==== The records ====

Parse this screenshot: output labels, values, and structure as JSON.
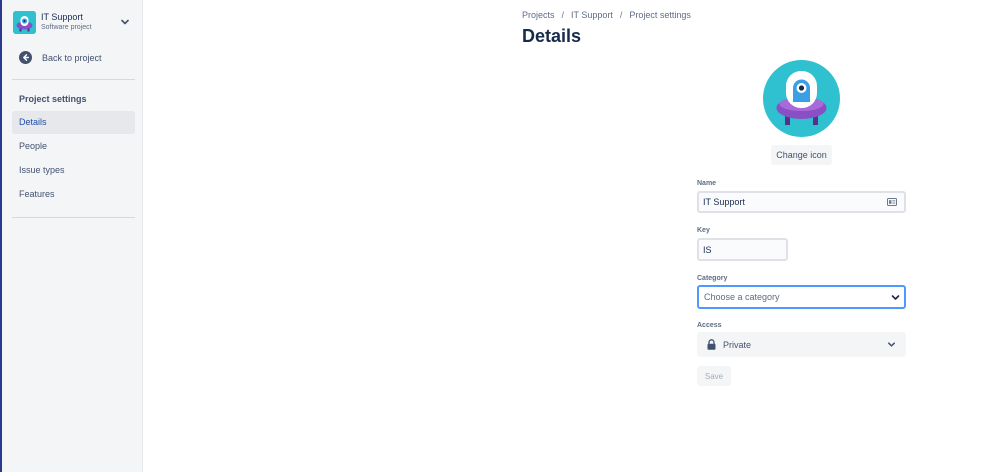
{
  "project": {
    "name": "IT Support",
    "type": "Software project"
  },
  "sidebar": {
    "back_label": "Back to project",
    "section_title": "Project settings",
    "items": [
      {
        "label": "Details",
        "active": true
      },
      {
        "label": "People"
      },
      {
        "label": "Issue types"
      },
      {
        "label": "Features"
      }
    ]
  },
  "breadcrumbs": [
    "Projects",
    "IT Support",
    "Project settings"
  ],
  "breadcrumb_separator": "/",
  "page_title": "Details",
  "form": {
    "change_icon_label": "Change icon",
    "name_label": "Name",
    "name_value": "IT Support",
    "key_label": "Key",
    "key_value": "IS",
    "category_label": "Category",
    "category_placeholder": "Choose a category",
    "access_label": "Access",
    "access_value": "Private",
    "save_label": "Save"
  },
  "colors": {
    "accent": "#1d4ea8",
    "focus_border": "#4c9aff",
    "avatar_bg": "#2fc1d0",
    "ufo_purple": "#8a4fc4",
    "sidebar_bg": "#f4f5f7"
  },
  "icons": [
    "project-avatar-icon",
    "chevron-down-icon",
    "back-arrow-icon",
    "id-card-icon",
    "lock-icon"
  ]
}
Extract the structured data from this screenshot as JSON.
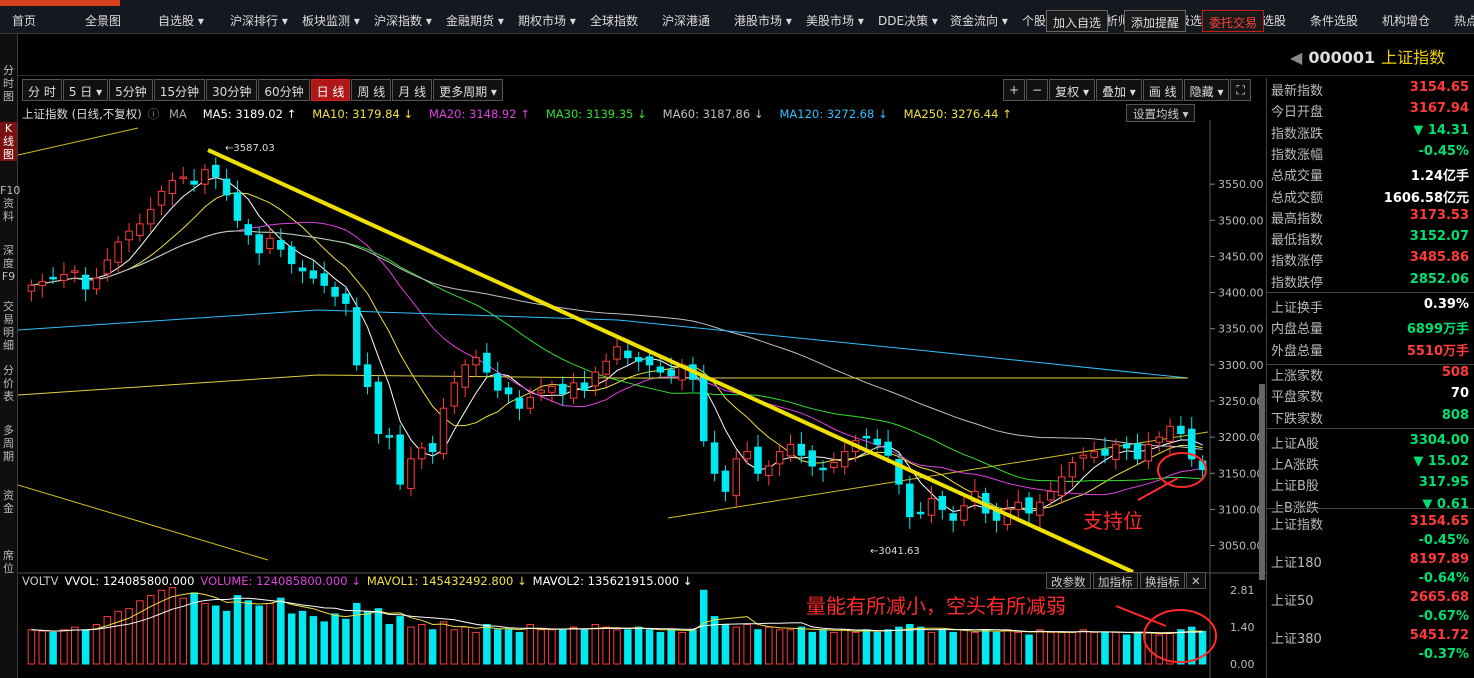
{
  "menu": [
    "首页",
    "全景图",
    "自选股 ▾",
    "沪深排行 ▾",
    "板块监测 ▾",
    "沪深指数 ▾",
    "金融期货 ▾",
    "期权市场 ▾",
    "全球指数",
    "沪深港通",
    "港股市场 ▾",
    "美股市场 ▾",
    "DDE决策 ▾",
    "资金流向 ▾",
    "个股风云 ▾",
    "分析师指数",
    "超级选股",
    "高级选股",
    "条件选股",
    "机构增仓",
    "热点"
  ],
  "left_rail": [
    "分时图",
    "K线图",
    "F10资料",
    "深度F9",
    "交易明细",
    "分价表",
    "多周期",
    "资金",
    "席位"
  ],
  "header_buttons": {
    "add_watch": "加入自选",
    "add_alert": "添加提醒",
    "trade": "委托交易"
  },
  "index": {
    "code": "000001",
    "name": "上证指数"
  },
  "periods": [
    "分 时",
    "5 日 ▾",
    "5分钟",
    "15分钟",
    "30分钟",
    "60分钟",
    "日 线",
    "周 线",
    "月 线",
    "更多周期 ▾"
  ],
  "active_period": "日 线",
  "tools": [
    "+",
    "−",
    "复权 ▾",
    "叠加 ▾",
    "画 线",
    "隐藏 ▾",
    "⛶"
  ],
  "ma_legend": {
    "title": "上证指数 (日线,不复权)",
    "ma_label": "MA",
    "items": [
      {
        "text": "MA5: 3189.02 ↑",
        "color": "#ffffff"
      },
      {
        "text": "MA10: 3179.84 ↓",
        "color": "#f0e040"
      },
      {
        "text": "MA20: 3148.92 ↑",
        "color": "#e040e0"
      },
      {
        "text": "MA30: 3139.35 ↓",
        "color": "#30e030"
      },
      {
        "text": "MA60: 3187.86 ↓",
        "color": "#c0c0c0"
      },
      {
        "text": "MA120: 3272.68 ↓",
        "color": "#30c0ff"
      },
      {
        "text": "MA250: 3276.44 ↑",
        "color": "#f0e040"
      }
    ],
    "set_button": "设置均线 ▾"
  },
  "vol_legend": {
    "items": [
      {
        "text": "VOLTV",
        "color": "#cccccc"
      },
      {
        "text": "VVOL: 124085800.000",
        "color": "#ffffff"
      },
      {
        "text": "VOLUME: 124085800.000 ↓",
        "color": "#e040e0"
      },
      {
        "text": "MAVOL1: 145432492.800 ↓",
        "color": "#f0e040"
      },
      {
        "text": "MAVOL2: 135621915.000 ↓",
        "color": "#ffffff"
      }
    ],
    "buttons": [
      "改参数",
      "加指标",
      "换指标",
      "✕"
    ]
  },
  "chart_data": {
    "type": "candlestick",
    "y_ticks": [
      "3550.00",
      "3500.00",
      "3450.00",
      "3400.00",
      "3350.00",
      "3300.00",
      "3250.00",
      "3200.00",
      "3150.00",
      "3100.00",
      "3050.00"
    ],
    "ylim": [
      3030,
      3600
    ],
    "vol_ticks": [
      "2.81",
      "1.40",
      "0.00"
    ],
    "high_marker": "3587.03",
    "low_marker": "3041.63",
    "closes": [
      3410,
      3415,
      3420,
      3425,
      3430,
      3405,
      3420,
      3445,
      3470,
      3485,
      3495,
      3515,
      3540,
      3555,
      3560,
      3550,
      3570,
      3560,
      3535,
      3500,
      3480,
      3455,
      3475,
      3460,
      3440,
      3430,
      3420,
      3410,
      3395,
      3385,
      3300,
      3270,
      3205,
      3200,
      3135,
      3170,
      3185,
      3180,
      3240,
      3275,
      3300,
      3310,
      3290,
      3265,
      3260,
      3240,
      3255,
      3265,
      3270,
      3260,
      3275,
      3265,
      3290,
      3305,
      3325,
      3310,
      3305,
      3300,
      3290,
      3285,
      3300,
      3280,
      3195,
      3150,
      3125,
      3170,
      3180,
      3150,
      3160,
      3180,
      3190,
      3175,
      3160,
      3155,
      3165,
      3180,
      3195,
      3200,
      3190,
      3175,
      3135,
      3090,
      3095,
      3115,
      3100,
      3085,
      3105,
      3125,
      3095,
      3085,
      3100,
      3110,
      3095,
      3110,
      3125,
      3145,
      3165,
      3175,
      3180,
      3175,
      3190,
      3185,
      3170,
      3190,
      3200,
      3215,
      3205,
      3170,
      3155
    ],
    "volumes": [
      1.3,
      1.25,
      1.2,
      1.3,
      1.4,
      1.3,
      1.5,
      1.8,
      2.0,
      2.1,
      2.4,
      2.6,
      2.8,
      2.9,
      2.5,
      2.7,
      2.3,
      2.2,
      2.0,
      2.6,
      2.4,
      2.2,
      2.3,
      2.5,
      1.9,
      2.0,
      1.8,
      1.6,
      1.9,
      1.7,
      2.3,
      2.0,
      2.1,
      1.5,
      1.8,
      1.4,
      1.5,
      1.3,
      1.6,
      1.3,
      1.4,
      1.2,
      1.5,
      1.3,
      1.3,
      1.2,
      1.5,
      1.3,
      1.3,
      1.3,
      1.4,
      1.3,
      1.5,
      1.4,
      1.3,
      1.3,
      1.4,
      1.3,
      1.2,
      1.3,
      1.2,
      1.3,
      2.8,
      1.8,
      1.5,
      1.4,
      1.5,
      1.3,
      1.4,
      1.3,
      1.3,
      1.4,
      1.2,
      1.3,
      1.2,
      1.3,
      1.2,
      1.3,
      1.2,
      1.3,
      1.4,
      1.5,
      1.4,
      1.2,
      1.3,
      1.2,
      1.3,
      1.2,
      1.3,
      1.2,
      1.3,
      1.2,
      1.1,
      1.3,
      1.2,
      1.2,
      1.2,
      1.3,
      1.2,
      1.2,
      1.2,
      1.1,
      1.2,
      1.2,
      1.1,
      1.2,
      1.3,
      1.4,
      1.24
    ]
  },
  "annotations": {
    "support": "支持位",
    "volume_note": "量能有所减小，空头有所减弱"
  },
  "quote_panel": [
    {
      "label": "最新指数",
      "value": "3154.65",
      "color": "red"
    },
    {
      "label": "今日开盘",
      "value": "3167.94",
      "color": "red"
    },
    {
      "label": "指数涨跌",
      "value": "▼ 14.31",
      "color": "green"
    },
    {
      "label": "指数涨幅",
      "value": "-0.45%",
      "color": "green"
    },
    {
      "label": "总成交量",
      "value": "1.24亿手",
      "color": "white"
    },
    {
      "label": "总成交额",
      "value": "1606.58亿元",
      "color": "white"
    },
    {
      "label": "最高指数",
      "value": "3173.53",
      "color": "red"
    },
    {
      "label": "最低指数",
      "value": "3152.07",
      "color": "green"
    },
    {
      "label": "指数涨停",
      "value": "3485.86",
      "color": "red"
    },
    {
      "label": "指数跌停",
      "value": "2852.06",
      "color": "green"
    },
    {
      "label": "上证换手",
      "value": "0.39%",
      "color": "white"
    },
    {
      "label": "内盘总量",
      "value": "6899万手",
      "color": "green"
    },
    {
      "label": "外盘总量",
      "value": "5510万手",
      "color": "red"
    },
    {
      "label": "上涨家数",
      "value": "508",
      "color": "red"
    },
    {
      "label": "平盘家数",
      "value": "70",
      "color": "white"
    },
    {
      "label": "下跌家数",
      "value": "808",
      "color": "green"
    },
    {
      "label": "上证A股",
      "value": "3304.00",
      "color": "green"
    },
    {
      "label": "上A涨跌",
      "value": "▼ 15.02",
      "color": "green"
    },
    {
      "label": "上证B股",
      "value": "317.95",
      "color": "green"
    },
    {
      "label": "上B涨跌",
      "value": "▼ 0.61",
      "color": "green"
    }
  ],
  "index_list": [
    {
      "name": "上证指数",
      "value": "3154.65",
      "pct": "-0.45%"
    },
    {
      "name": "上证180",
      "value": "8197.89",
      "pct": "-0.64%"
    },
    {
      "name": "上证50",
      "value": "2665.68",
      "pct": "-0.67%"
    },
    {
      "name": "上证380",
      "value": "5451.72",
      "pct": "-0.37%"
    }
  ]
}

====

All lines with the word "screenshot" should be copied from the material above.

- Solution for this exercise
Parse this screenshot: output labels, values, and structure as JSON.
Extract the structured data from this screenshot as JSON.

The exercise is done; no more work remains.